So then Mrs Nicholl drove us out to Laurel Hill where the house is being renovated, after Lily died last year. She said Anna was a great gardener, and if she would a stick in the ground it would grow—they had lots of lovely old trees there too. There was a blacksmith’s forge—for the wheelwright, so we took a photo of the chimney and all the old tools and stuff lying about. And at the gate of Laurel Hill there used to be a mill to scutch the flax for making linen. Olive said the flax used to soak first and gave a terrible smell. They used to grind corn there too.
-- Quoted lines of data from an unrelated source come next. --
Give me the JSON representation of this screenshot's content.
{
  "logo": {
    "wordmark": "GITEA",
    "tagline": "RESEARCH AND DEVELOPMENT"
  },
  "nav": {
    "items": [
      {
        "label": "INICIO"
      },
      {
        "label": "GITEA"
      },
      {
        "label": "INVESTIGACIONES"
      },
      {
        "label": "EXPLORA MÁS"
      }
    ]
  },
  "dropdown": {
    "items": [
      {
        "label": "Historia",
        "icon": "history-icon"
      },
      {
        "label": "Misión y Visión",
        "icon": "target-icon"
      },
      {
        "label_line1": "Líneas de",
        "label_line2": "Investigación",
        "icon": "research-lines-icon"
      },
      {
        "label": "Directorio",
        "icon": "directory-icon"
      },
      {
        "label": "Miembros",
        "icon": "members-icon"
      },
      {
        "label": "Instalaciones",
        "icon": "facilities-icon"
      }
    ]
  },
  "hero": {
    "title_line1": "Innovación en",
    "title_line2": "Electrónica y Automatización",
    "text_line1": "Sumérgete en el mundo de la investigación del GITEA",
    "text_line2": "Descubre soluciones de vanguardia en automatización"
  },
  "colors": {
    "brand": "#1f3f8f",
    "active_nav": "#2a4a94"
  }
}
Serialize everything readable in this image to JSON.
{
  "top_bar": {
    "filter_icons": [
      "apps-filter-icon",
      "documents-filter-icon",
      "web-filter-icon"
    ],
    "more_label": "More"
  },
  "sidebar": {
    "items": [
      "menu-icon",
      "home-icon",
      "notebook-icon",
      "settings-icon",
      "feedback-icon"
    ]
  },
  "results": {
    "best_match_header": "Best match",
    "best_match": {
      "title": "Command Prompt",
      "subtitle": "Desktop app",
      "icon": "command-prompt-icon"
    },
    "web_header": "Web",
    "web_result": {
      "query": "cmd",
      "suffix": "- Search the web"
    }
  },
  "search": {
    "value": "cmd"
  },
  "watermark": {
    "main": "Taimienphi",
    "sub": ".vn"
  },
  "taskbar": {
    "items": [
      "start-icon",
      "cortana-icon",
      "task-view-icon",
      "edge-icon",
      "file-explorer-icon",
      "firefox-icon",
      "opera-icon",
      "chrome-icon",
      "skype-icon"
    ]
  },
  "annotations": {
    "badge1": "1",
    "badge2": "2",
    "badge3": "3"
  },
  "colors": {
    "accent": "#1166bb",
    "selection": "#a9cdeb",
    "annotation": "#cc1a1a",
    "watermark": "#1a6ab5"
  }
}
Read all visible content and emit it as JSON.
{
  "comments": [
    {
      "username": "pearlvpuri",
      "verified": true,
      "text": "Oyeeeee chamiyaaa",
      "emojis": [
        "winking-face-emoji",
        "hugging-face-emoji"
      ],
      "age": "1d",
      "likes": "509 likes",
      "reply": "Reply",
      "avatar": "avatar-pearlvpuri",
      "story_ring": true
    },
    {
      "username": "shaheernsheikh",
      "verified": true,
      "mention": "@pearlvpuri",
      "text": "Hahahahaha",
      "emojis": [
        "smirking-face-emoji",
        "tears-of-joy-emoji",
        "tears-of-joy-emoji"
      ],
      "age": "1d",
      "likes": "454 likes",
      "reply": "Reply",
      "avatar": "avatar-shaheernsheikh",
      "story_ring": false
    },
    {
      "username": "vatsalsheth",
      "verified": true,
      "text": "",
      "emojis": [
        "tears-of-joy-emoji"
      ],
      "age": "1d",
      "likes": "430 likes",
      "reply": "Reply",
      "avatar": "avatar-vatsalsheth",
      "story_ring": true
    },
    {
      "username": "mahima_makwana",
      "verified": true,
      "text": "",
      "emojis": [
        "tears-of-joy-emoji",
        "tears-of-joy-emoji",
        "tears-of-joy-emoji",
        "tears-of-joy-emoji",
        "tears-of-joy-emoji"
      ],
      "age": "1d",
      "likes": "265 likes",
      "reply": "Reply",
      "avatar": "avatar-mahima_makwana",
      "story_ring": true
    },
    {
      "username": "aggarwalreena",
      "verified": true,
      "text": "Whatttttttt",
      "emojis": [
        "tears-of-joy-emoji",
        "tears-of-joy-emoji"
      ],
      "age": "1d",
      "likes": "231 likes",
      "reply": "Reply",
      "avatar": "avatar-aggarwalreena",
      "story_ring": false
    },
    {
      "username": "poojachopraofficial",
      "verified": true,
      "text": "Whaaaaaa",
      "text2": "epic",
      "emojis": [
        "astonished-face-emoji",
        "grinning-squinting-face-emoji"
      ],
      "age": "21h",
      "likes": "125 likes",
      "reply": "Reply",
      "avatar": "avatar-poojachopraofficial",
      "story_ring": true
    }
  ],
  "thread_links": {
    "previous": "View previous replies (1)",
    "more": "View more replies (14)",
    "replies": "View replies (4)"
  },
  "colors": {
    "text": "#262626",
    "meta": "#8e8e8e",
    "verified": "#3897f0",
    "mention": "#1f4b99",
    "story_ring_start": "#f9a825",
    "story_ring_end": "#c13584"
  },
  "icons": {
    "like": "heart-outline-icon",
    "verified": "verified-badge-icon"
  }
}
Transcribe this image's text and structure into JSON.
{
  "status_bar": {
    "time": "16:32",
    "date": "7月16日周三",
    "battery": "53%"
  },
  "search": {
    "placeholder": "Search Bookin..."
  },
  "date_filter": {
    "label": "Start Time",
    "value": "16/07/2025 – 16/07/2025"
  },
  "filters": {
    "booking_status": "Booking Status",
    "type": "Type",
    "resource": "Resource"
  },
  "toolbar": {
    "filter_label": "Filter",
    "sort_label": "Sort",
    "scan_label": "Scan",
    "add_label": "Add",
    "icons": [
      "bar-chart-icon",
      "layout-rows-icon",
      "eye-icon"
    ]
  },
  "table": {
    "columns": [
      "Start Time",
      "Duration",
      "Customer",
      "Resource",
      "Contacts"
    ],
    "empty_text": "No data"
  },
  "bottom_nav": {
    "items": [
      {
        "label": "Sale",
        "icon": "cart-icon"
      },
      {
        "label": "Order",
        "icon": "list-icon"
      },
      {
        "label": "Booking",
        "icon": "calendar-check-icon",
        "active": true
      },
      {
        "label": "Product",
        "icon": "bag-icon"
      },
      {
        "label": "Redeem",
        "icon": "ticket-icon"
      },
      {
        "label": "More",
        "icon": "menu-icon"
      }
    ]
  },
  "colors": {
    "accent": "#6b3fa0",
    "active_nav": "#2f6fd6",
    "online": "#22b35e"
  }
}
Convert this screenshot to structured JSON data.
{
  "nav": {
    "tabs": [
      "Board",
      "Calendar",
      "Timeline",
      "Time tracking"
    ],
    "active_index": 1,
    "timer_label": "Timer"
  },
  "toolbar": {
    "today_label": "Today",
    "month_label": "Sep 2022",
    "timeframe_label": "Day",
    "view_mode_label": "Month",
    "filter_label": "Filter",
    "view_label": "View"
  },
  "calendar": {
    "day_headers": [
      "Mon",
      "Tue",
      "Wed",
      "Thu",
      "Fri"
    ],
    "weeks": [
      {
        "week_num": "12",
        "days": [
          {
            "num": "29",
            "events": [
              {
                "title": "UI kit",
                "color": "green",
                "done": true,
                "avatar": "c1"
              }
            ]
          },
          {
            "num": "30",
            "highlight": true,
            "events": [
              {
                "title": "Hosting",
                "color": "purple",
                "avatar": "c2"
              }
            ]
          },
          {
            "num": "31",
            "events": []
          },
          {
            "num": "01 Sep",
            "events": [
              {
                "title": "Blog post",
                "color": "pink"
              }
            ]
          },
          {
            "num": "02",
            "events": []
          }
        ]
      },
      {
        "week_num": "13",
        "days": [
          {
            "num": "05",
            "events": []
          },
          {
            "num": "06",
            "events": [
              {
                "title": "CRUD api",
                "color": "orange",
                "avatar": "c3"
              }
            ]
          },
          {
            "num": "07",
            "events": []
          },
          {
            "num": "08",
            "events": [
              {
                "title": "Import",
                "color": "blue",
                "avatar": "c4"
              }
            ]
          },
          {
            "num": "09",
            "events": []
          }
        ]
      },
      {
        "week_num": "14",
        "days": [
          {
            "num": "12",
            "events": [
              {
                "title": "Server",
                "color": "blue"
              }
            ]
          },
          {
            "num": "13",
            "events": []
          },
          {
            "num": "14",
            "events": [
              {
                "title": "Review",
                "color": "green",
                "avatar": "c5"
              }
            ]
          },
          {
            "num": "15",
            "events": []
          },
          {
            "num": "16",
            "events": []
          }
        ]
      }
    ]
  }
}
She said the Nicholls got so used to the flax smell they didn’t mind it, and Nat her husband had no sense of smell at all. The day we called, 23 Aug, was Olive and Nat’s 46th wedding anniversary. There are 2 Nicholl Bros shops in Ballymena but they were sold to nephews the Raineys. And all those years it was only the one Nicholl Brother there because just 2 months after they opened the shop, Boyd was killed in a motorbike accident, avoiding a child and he went into a wall. Hw was engaged to be married and it was very sad for them all and esp Nat because he was a quiet one and had to run the shop—but Lily came to help him.
—Mary O’Neill, letter to family in Dunedin, 25 August 1984.
I have been sceptical of the timing of the emigration from Scotland to Ireland since finding evidence of a Charters Nicholl in the neighbourhood in the 1780s. In the last few years, I have done quite a bit of research into Nicholls from the Gillistown/Taylorstown [Google Maps] area of Co. Antrim emigrating to the USA and Canada, but in several cases I have not yet proven the links with my own branch. It is pretty clear that the name Nicholl is well-entrenched in Co. Antrim, but still the possibility remains that our branch of the Nicholls emigrated from Scotland some time after 1800.
It’s also worth noting here that the first name Charters occurs only 29 times in Irish birth/death/marriage records (FamilySearch), all of them in the Ballymena district, and the listed surnames Nicholl, Rainey and Dickey all occur also in my research.